> _Activity_
Your task is to copy the records that follow exactly, minus any images.
<<<<
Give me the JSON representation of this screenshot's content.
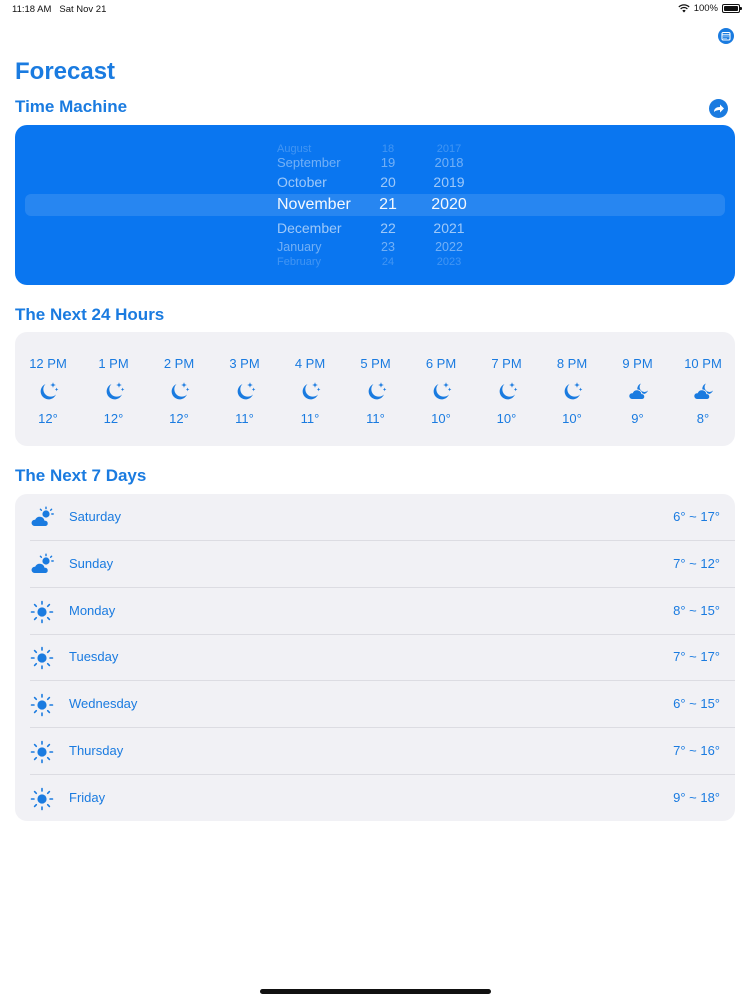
{
  "status_bar": {
    "time": "11:18 AM",
    "date": "Sat Nov 21",
    "battery": "100%"
  },
  "header": {
    "title": "Forecast"
  },
  "icons": {
    "calendar": "calendar-icon",
    "share": "share-arrow-icon",
    "moon_stars": "moon-stars-icon",
    "cloud_moon": "cloud-moon-icon",
    "cloud_sun": "cloud-sun-icon",
    "sun": "sun-icon"
  },
  "colors": {
    "accent": "#1a7be0",
    "picker_bg": "#0a76f0",
    "card_bg": "#f1f1f5"
  },
  "time_machine": {
    "title": "Time Machine",
    "rows": [
      {
        "month": "August",
        "day": "18",
        "year": "2017"
      },
      {
        "month": "September",
        "day": "19",
        "year": "2018"
      },
      {
        "month": "October",
        "day": "20",
        "year": "2019"
      },
      {
        "month": "November",
        "day": "21",
        "year": "2020"
      },
      {
        "month": "December",
        "day": "22",
        "year": "2021"
      },
      {
        "month": "January",
        "day": "23",
        "year": "2022"
      },
      {
        "month": "February",
        "day": "24",
        "year": "2023"
      }
    ],
    "selected": {
      "month": "November",
      "day": "21",
      "year": "2020"
    }
  },
  "hourly": {
    "title": "The Next 24 Hours",
    "items": [
      {
        "time": "12 PM",
        "icon": "moon-stars-icon",
        "temp": "12°"
      },
      {
        "time": "1 PM",
        "icon": "moon-stars-icon",
        "temp": "12°"
      },
      {
        "time": "2 PM",
        "icon": "moon-stars-icon",
        "temp": "12°"
      },
      {
        "time": "3 PM",
        "icon": "moon-stars-icon",
        "temp": "11°"
      },
      {
        "time": "4 PM",
        "icon": "moon-stars-icon",
        "temp": "11°"
      },
      {
        "time": "5 PM",
        "icon": "moon-stars-icon",
        "temp": "11°"
      },
      {
        "time": "6 PM",
        "icon": "moon-stars-icon",
        "temp": "10°"
      },
      {
        "time": "7 PM",
        "icon": "moon-stars-icon",
        "temp": "10°"
      },
      {
        "time": "8 PM",
        "icon": "moon-stars-icon",
        "temp": "10°"
      },
      {
        "time": "9 PM",
        "icon": "cloud-moon-icon",
        "temp": "9°"
      },
      {
        "time": "10 PM",
        "icon": "cloud-moon-icon",
        "temp": "8°"
      }
    ]
  },
  "daily": {
    "title": "The Next 7 Days",
    "items": [
      {
        "day": "Saturday",
        "icon": "cloud-sun-icon",
        "range": "6° ~ 17°"
      },
      {
        "day": "Sunday",
        "icon": "cloud-sun-icon",
        "range": "7° ~ 12°"
      },
      {
        "day": "Monday",
        "icon": "sun-icon",
        "range": "8° ~ 15°"
      },
      {
        "day": "Tuesday",
        "icon": "sun-icon",
        "range": "7° ~ 17°"
      },
      {
        "day": "Wednesday",
        "icon": "sun-icon",
        "range": "6° ~ 15°"
      },
      {
        "day": "Thursday",
        "icon": "sun-icon",
        "range": "7° ~ 16°"
      },
      {
        "day": "Friday",
        "icon": "sun-icon",
        "range": "9° ~ 18°"
      }
    ]
  }
}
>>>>
> _Exercise output_
Give me the JSON representation of this screenshot's content.
{
  "status_bar": {
    "time": "11:18 AM",
    "date": "Sat Nov 21",
    "battery": "100%"
  },
  "header": {
    "title": "Forecast"
  },
  "icons": {
    "calendar": "calendar-icon",
    "share": "share-arrow-icon",
    "moon_stars": "moon-stars-icon",
    "cloud_moon": "cloud-moon-icon",
    "cloud_sun": "cloud-sun-icon",
    "sun": "sun-icon"
  },
  "colors": {
    "accent": "#1a7be0",
    "picker_bg": "#0a76f0",
    "card_bg": "#f1f1f5"
  },
  "time_machine": {
    "title": "Time Machine",
    "rows": [
      {
        "month": "August",
        "day": "18",
        "year": "2017"
      },
      {
        "month": "September",
        "day": "19",
        "year": "2018"
      },
      {
        "month": "October",
        "day": "20",
        "year": "2019"
      },
      {
        "month": "November",
        "day": "21",
        "year": "2020"
      },
      {
        "month": "December",
        "day": "22",
        "year": "2021"
      },
      {
        "month": "January",
        "day": "23",
        "year": "2022"
      },
      {
        "month": "February",
        "day": "24",
        "year": "2023"
      }
    ],
    "selected": {
      "month": "November",
      "day": "21",
      "year": "2020"
    }
  },
  "hourly": {
    "title": "The Next 24 Hours",
    "items": [
      {
        "time": "12 PM",
        "icon": "moon-stars-icon",
        "temp": "12°"
      },
      {
        "time": "1 PM",
        "icon": "moon-stars-icon",
        "temp": "12°"
      },
      {
        "time": "2 PM",
        "icon": "moon-stars-icon",
        "temp": "12°"
      },
      {
        "time": "3 PM",
        "icon": "moon-stars-icon",
        "temp": "11°"
      },
      {
        "time": "4 PM",
        "icon": "moon-stars-icon",
        "temp": "11°"
      },
      {
        "time": "5 PM",
        "icon": "moon-stars-icon",
        "temp": "11°"
      },
      {
        "time": "6 PM",
        "icon": "moon-stars-icon",
        "temp": "10°"
      },
      {
        "time": "7 PM",
        "icon": "moon-stars-icon",
        "temp": "10°"
      },
      {
        "time": "8 PM",
        "icon": "moon-stars-icon",
        "temp": "10°"
      },
      {
        "time": "9 PM",
        "icon": "cloud-moon-icon",
        "temp": "9°"
      },
      {
        "time": "10 PM",
        "icon": "cloud-moon-icon",
        "temp": "8°"
      }
    ]
  },
  "daily": {
    "title": "The Next 7 Days",
    "items": [
      {
        "day": "Saturday",
        "icon": "cloud-sun-icon",
        "range": "6° ~ 17°"
      },
      {
        "day": "Sunday",
        "icon": "cloud-sun-icon",
        "range": "7° ~ 12°"
      },
      {
        "day": "Monday",
        "icon": "sun-icon",
        "range": "8° ~ 15°"
      },
      {
        "day": "Tuesday",
        "icon": "sun-icon",
        "range": "7° ~ 17°"
      },
      {
        "day": "Wednesday",
        "icon": "sun-icon",
        "range": "6° ~ 15°"
      },
      {
        "day": "Thursday",
        "icon": "sun-icon",
        "range": "7° ~ 16°"
      },
      {
        "day": "Friday",
        "icon": "sun-icon",
        "range": "9° ~ 18°"
      }
    ]
  }
}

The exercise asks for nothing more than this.